Marv Wolfman recalls his friend of nearly 40 years:

If you are into comics, you already know Paul Levitz is stepping down from his position as President and Publisher of DC Comics. I’ve known Paul since he was 13 and consider him one of my closest and dearest friends. For years now, Paul has talked about retiring someday soon and returning to writing, his first love. For that reason alone I am so happy for him because I know that’s what he deeply cares about and has been wanting. As readers, we are in for some major treats.

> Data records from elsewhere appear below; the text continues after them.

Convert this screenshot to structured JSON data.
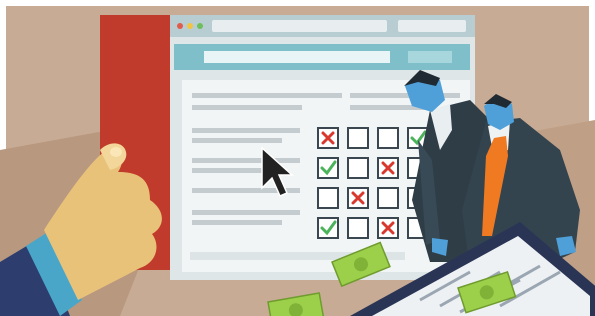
{
  "illustration": {
    "checklist": {
      "rows": [
        [
          "cross",
          "empty",
          "empty",
          "check"
        ],
        [
          "check",
          "empty",
          "cross",
          "empty"
        ],
        [
          "empty",
          "cross",
          "empty",
          "empty"
        ],
        [
          "check",
          "empty",
          "cross",
          "empty"
        ]
      ]
    },
    "colors": {
      "background": "#c8ab94",
      "clipboard_red": "#c03b2b",
      "browser_header_teal": "#7fbfc9",
      "browser_body": "#f2f5f6",
      "check_green": "#4bb35a",
      "cross_red": "#d9382f",
      "suit_dark": "#34444f",
      "tie_orange": "#f07a22",
      "skin_blue": "#4f9fd8",
      "hand_skin": "#e9c27a",
      "money_green": "#9ccf4a"
    },
    "icons": [
      "cursor-arrow-icon",
      "check-icon",
      "cross-icon",
      "banknote-icon"
    ]
  }
}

I can also say, without fear of rebuttal by anyone who is in the know, Paul is probably the best, the smartest, the most creative and the most moral Publisher the business has ever seen. Most fans have no idea how important Paul is, not only to DC, but to the entire industry. I have often said, and mean, that without Paul there very well might not be a comics industry today. I am not speaking in hyperbole. I am being literal; I mean exactly what I wrote.

And Kurt Busiek wins with a comprehensive summation:

Paul has been at the forefront of just about every industry development of the last couple of decades, and has been key to how the industry’s shaped itself over those years. Shifting from a periodicals-only business to a strong backlist-oriented business with trade paperbacks and hardcovers, adding imprints like Vertigo, creating new opportunities for creators and for creator ownership, seeing that DC gave a fair (or at least fairer) deal to the creators who originated the concepts that turned up in DC-based movies, from Arkham Asylum and Lucius Fox to Robin’s motorcycles (yeah, because they called Chris O’Donnell’s ride the “Redbird” in one of the movies, Paul Levitz saw to it that Chuck Dixon got money) and more, Paul was an important part of a huge number of changes that DC’s seen, and that the whole industry’s seen. Some of them big changes everyone’s noticed, some of them behind-the-scenes stuff few people know about.

And some people have been impatient that Paul was cautious, and wanted him to move faster, to leap into new things instead of easing into them. But in an industry where many publishers throw money into the latest cool thing, only to find themselves overextended and floundering, Paul was always careful that growth and change should be sustainable, doing things like building a backlist of trade paperbacks slowly, so the revenue from the existing books would fuel the addition of new ones, and a large library was built over time. And often, when other publishers’ precipitous actions had made things unstable, DC Comics provided a backstop, a stability that let the comics industry ride out the rough waters and get to the next safe haven. To mix metaphors shamelessly.

Paul is one of a very few people who’ve been absolutely key in shaping the comics industry from what it was in the mid-Seventies to what it is today. Staggering changes, built slowly over time, so that DC (and the companies that adopted DC’s innovations) could build from strength to strength.


  1. paul levitz has more integrity, honesty, vision, , and creativity (and a love for comics and the creative community) in his little finger than the majority of entertainment execs have in their whole selves. this is a huge loss to the comics industry, but maybe, in the end, a welcome change for paul who can now have the time to share with us his considerable writing skills. i salute his many contributions to the industries, pray that somehow they’ll last, and wish the best for paul!

  2. The backlist. Important to comics as old titles are reprinted as trade paperbacks and even hardcovers. This is something the rest of the book industry ignores as only bestsellers are reprinted as they go after BIG sales instead of medium sales. Even in Science Fiction, where classics used to be a big part of the market, now they’re all most non-existent. Only a handful of titles by Isaac Asimov and Robert Heinlein can be found, but what about Doc Smith? Even Harlan Ellison’s huge backlist is OP and he’s still alive! Every book ever written by Edgar Rice Burroughs was in print in the 1980s, but now just a handful. I still think that if a publisher came along which specialized in mass market paperbacks reprinting classic science fiction (like The Forgotten Planet by Murray Leinster) that they’d have very respectible sales.